There Will Be Many Pipeline Blockades!
Banners at the Wet’suwet’en’s Unis’tot’en camp in the central interior region of ‘BC’, November 2012.
by Unis’tot’en Camp Collective
To our Friends and Allies on the Salish Coast, we miss you and will send along an update soon regarding progress at camp and what is with CASGW (Community Allies Supporting Grassroots Wet’suwet’en).
For November 19th, the Tar Sands Blockade standing in the way of the Keystone XL Pipeline in Texas put the call out for a day of Solidarity Actions. This is what the Unis’tot’en Resistance Camp put out. Two resistance fronts in support and solidarity along the Community Corridors of Turtle Island.
Love and Solidarity, Unis’tot’en Camp… Continue reading
Vancouver activists demonstrate in solidarity with Athabasca Chipewyan First Nation Constitutional Challenge of Shell’s Tar Sands Mining
Shell station blocked by protesters at 12th & Clark in East Vancouver, Oct. 23, 2012.
by Rising Tide-Vancouver Coast Salish Territories
Vancouver, Unceded Coast Salish Territories- Vancouver Activists took the Tar Sands fight to the gas pumps to bring attention to the Athabasca-Chipewyan First Nation (ACFN) constitutional challenge against Shell’s planned expansion of tar sands operations. Activists from grassroots environmental justice network, Rising Tide, took over three gas stations (12th & Clark, Hastings & Victoria, Main & 2nd) unfurling banners saying ‘Stop Shell’s Tar Sands Expansion’ as well as handing out leaflets to the public highlighting the ACFN challenge against Shell. Continue reading

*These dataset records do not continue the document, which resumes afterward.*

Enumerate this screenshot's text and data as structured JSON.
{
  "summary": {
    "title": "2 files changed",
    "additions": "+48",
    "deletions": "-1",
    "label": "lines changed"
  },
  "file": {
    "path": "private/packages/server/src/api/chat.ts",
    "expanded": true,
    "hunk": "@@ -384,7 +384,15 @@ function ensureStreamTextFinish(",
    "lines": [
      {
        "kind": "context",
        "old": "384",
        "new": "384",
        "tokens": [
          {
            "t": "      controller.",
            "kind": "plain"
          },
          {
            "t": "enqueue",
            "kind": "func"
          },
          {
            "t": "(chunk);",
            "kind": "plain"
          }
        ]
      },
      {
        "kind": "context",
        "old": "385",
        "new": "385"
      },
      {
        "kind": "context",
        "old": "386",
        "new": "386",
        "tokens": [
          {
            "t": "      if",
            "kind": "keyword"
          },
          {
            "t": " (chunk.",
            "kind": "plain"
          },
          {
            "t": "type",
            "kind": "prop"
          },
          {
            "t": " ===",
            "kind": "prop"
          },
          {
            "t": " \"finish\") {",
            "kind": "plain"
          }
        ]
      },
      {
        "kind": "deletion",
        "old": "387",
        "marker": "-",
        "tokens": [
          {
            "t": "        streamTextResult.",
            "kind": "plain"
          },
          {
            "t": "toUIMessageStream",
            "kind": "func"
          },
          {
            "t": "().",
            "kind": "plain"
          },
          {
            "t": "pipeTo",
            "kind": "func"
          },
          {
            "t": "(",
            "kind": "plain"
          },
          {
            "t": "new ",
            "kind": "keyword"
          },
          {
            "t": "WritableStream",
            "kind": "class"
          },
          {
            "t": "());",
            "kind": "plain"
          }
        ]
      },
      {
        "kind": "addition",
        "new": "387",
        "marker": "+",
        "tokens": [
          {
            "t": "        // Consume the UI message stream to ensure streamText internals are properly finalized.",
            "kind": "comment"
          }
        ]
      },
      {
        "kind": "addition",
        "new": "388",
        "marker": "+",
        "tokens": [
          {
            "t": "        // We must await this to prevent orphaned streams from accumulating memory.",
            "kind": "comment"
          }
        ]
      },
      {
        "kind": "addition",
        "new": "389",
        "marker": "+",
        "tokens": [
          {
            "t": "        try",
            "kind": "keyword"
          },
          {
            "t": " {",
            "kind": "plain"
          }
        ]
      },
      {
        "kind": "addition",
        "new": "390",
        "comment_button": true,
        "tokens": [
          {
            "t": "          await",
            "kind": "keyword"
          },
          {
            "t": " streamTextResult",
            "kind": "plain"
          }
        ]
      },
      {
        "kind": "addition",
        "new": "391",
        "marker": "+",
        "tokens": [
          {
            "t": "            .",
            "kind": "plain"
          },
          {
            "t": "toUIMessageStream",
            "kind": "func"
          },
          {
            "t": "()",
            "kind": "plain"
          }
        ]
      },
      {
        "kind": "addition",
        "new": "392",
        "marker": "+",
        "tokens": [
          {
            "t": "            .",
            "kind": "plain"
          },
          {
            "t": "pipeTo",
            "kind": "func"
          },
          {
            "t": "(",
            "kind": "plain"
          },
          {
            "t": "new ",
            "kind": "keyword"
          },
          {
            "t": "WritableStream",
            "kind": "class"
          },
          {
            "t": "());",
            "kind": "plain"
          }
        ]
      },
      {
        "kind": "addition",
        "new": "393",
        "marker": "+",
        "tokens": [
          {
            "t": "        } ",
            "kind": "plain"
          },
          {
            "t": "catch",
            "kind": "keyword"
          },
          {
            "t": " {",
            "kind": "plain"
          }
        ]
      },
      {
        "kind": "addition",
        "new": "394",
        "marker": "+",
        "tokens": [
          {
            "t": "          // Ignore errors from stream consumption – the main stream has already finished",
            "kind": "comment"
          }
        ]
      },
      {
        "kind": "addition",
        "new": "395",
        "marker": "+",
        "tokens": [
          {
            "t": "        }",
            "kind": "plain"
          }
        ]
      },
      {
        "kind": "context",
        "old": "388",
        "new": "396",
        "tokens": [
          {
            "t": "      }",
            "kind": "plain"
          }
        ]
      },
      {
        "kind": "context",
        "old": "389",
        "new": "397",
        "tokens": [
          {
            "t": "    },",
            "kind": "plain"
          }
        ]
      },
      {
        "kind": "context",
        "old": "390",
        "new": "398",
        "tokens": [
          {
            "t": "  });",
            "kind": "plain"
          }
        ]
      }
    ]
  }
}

SHAWN McCARTHY and CARRIE TAIT, The Globe and Mail, Monday, Oct. 01 2012
The Athabasca Chipewyan First Nation has launched a constitutional challenge to Royal Dutch Shell PLC’s application for approval of the proposed Jackpine oil sands mine expansion, saying neither the company nor the government has adequately consulted or accommodated its treaty rights. Continue reading
by Will Potter, Green is the New Red blog, September 20, 2012
Environmentalists have drawn international attention to Canada’s tar sands, vast deposits of a particularly gooey, toxic form of petroleum called bitumen that Canada hopes to ship thousands of miles. Civil disobedience campaigns against the Keystone XL pipeline were so effective that President Obama placed construction of its northern leg on hold (and activists in Texas and Oklahoma have been relentlessly blockading construction for the southern leg). Continue reading
CBC News, Aug 31, 2012
Kuwait’s state-owned petroleum company has signed a deal with Athabasca Oil Corp. to create a $4-billion joint venture in Alberta’s oil patch. On Friday, the Globe and Mail reported that the Kuwait Petroleum Corp. had signed a memorandum of understanding for an investment with the Calgary-based firm. Continue reading
Tour aimed at scuttling Enbridge pipeline project
Part of the Tar Sands in northern Alberta, one of the world’s largest industrial projects.
By Gemma Karstenssmith, Edmonton Journal, July 23, 2012
A visit to northern Alberta last week left councillors from three B.C. First Nations feeling physically, emotionally and spiritually exhausted.
“My eyes are burning and my head’s spinning and I’m nauseated,” said Timothy Innes, councillor of the Gitxaala Nation on Porcher Island south of Prince Rupert, after three days of touring the oilsands north of Fort McMurray. The tour was organized by Nikki Skuce of ForestEthics, whose job as senior energy campaigner is to stop the Enbridge pipeline project. Continue reading